Arrgghh. I was trying to find a quick fix in case this guy shows up tomorrow to check when we're not here, and I was hoping to at least decrease the amount of signal leakage he picks up. (At least until the tech comes on Monday....or whenever they decide to show up.) He said it's one of the worst 3 he'd seen in 200 houses that day.
Cable needs to be tight, the shielding needs to be considered like a water pipe, the shielding can't leak. Most area's use tri-shield RG6, and some area's with strong transmitters in the area need quad shield RG6. Tri-Shield uses 2 layers of aluminum shielding and most times a 77% braid inbetween the aluminum layers. These days, compression fittings are mandatory, no more twist on or crimp on F connectors.
The most common tri-shield cable Comcast uses is Commscope F677TSVV, which the spec sheet is at this LINK

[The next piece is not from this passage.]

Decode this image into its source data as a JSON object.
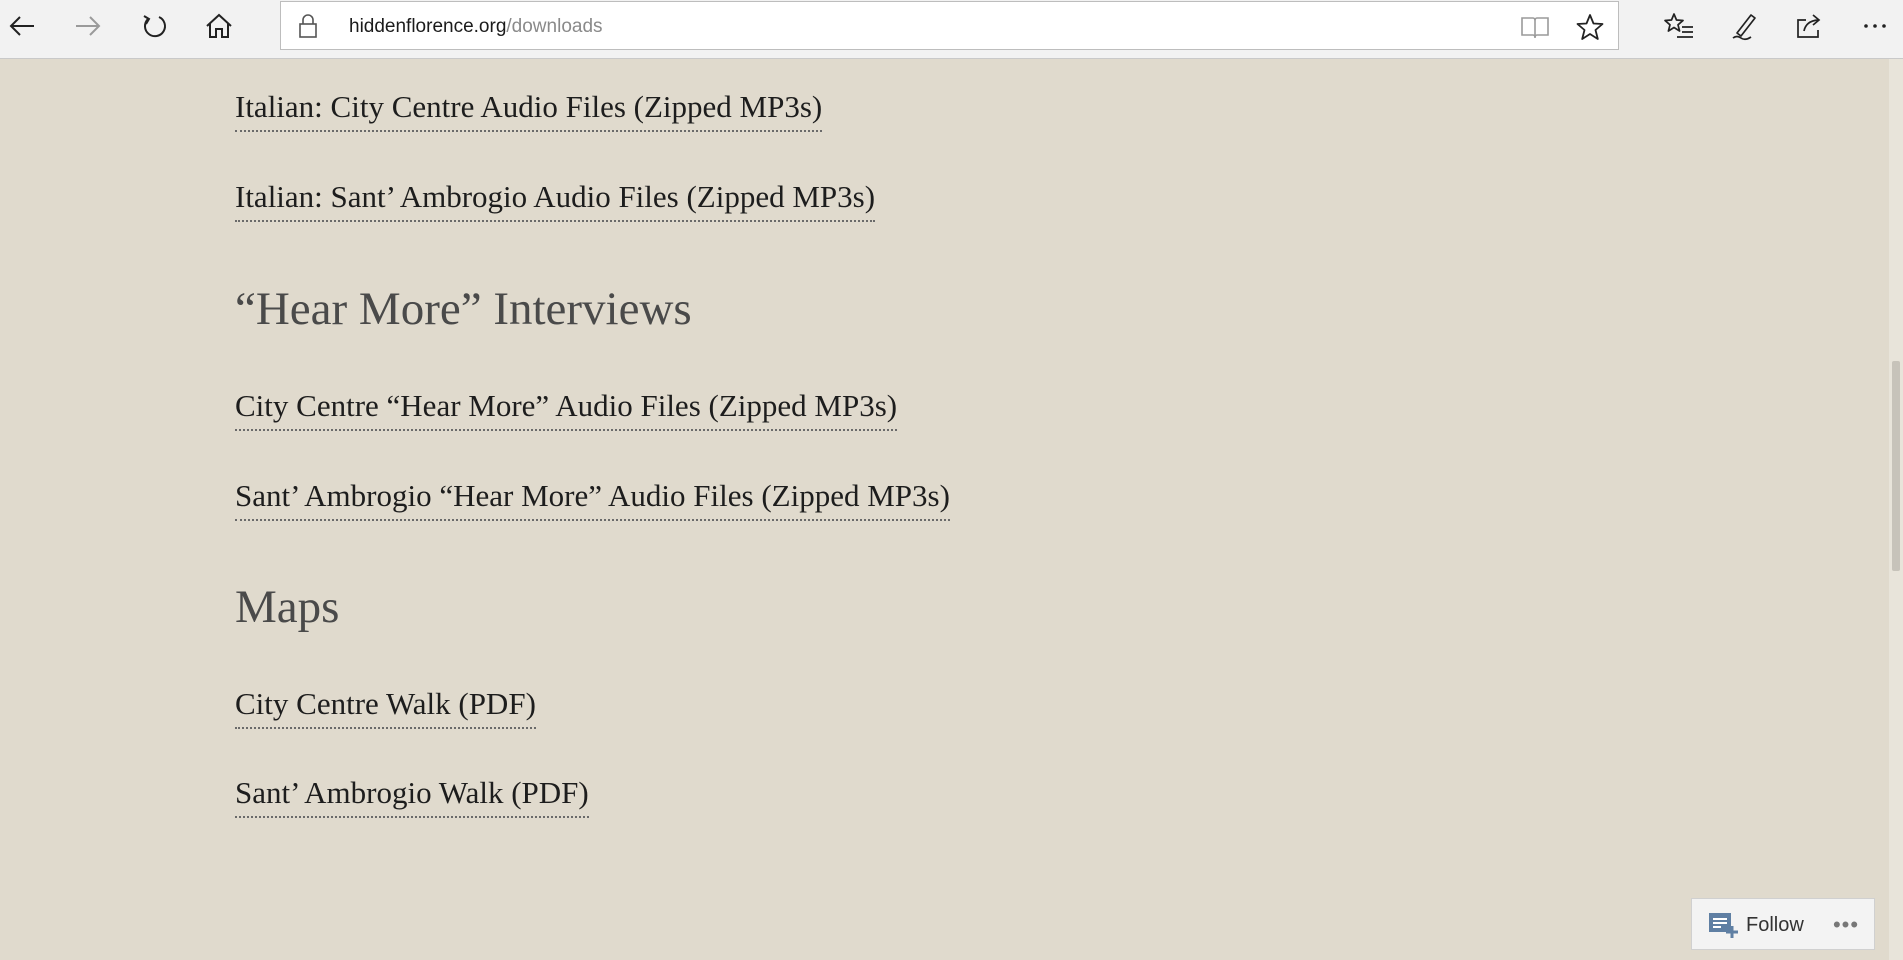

The F connectors most often used are PPC EX6 and EX6XL, these need special crimping tools and must be stripped properly for a good fit on the coax. Any loose fittings are a big no-no. Damage in installation can cause shielding issues like staples through the coax.
Cheap coax and poorly installed fittings are a large part of leakage problems. Cheap Asian cables are trouble, many are not 100% shielded, and some are only partial braid. Old RG59 cables can break down after many years along with the older crimp fittings. Any remaining crimp or twist on fittings must be replaced with compression fittings properly installed.
Any questionable coax jumpers from the wall to the equipment should be replaced with high quality RG6 jumpers with compression fittings. No junk that many times comes with consumer electronic equipment.
Cheap splitters can also cause leakage, as most cheap splitters have backs that are attached with glue or epoxy. The splitters must have a soldered back and need EMI specs for 120db like the splitters at this LINK
If there is a drop amp in the house, can cause increased leakage issues, especially if the amp has a amplified upstream, which is rarely necessary.
This should be enough as a start, post back with any more specific questions. Remember, the complete RF coaxial system must be 100% tight including coax, fittings, splitters & amps, just like plumbing.
Signal leakage is a serious problem with two-way cable systems, and can cause trouble for subscribers for blocks around, and takes alot of effort to track down and correct. The FAA mandates leak free systems so it won't interfere with aircraft. Each year, all cable systems are tested by a "fly-over" with specialized equipment to track down leakage, and must be reported to the FAA and FCC.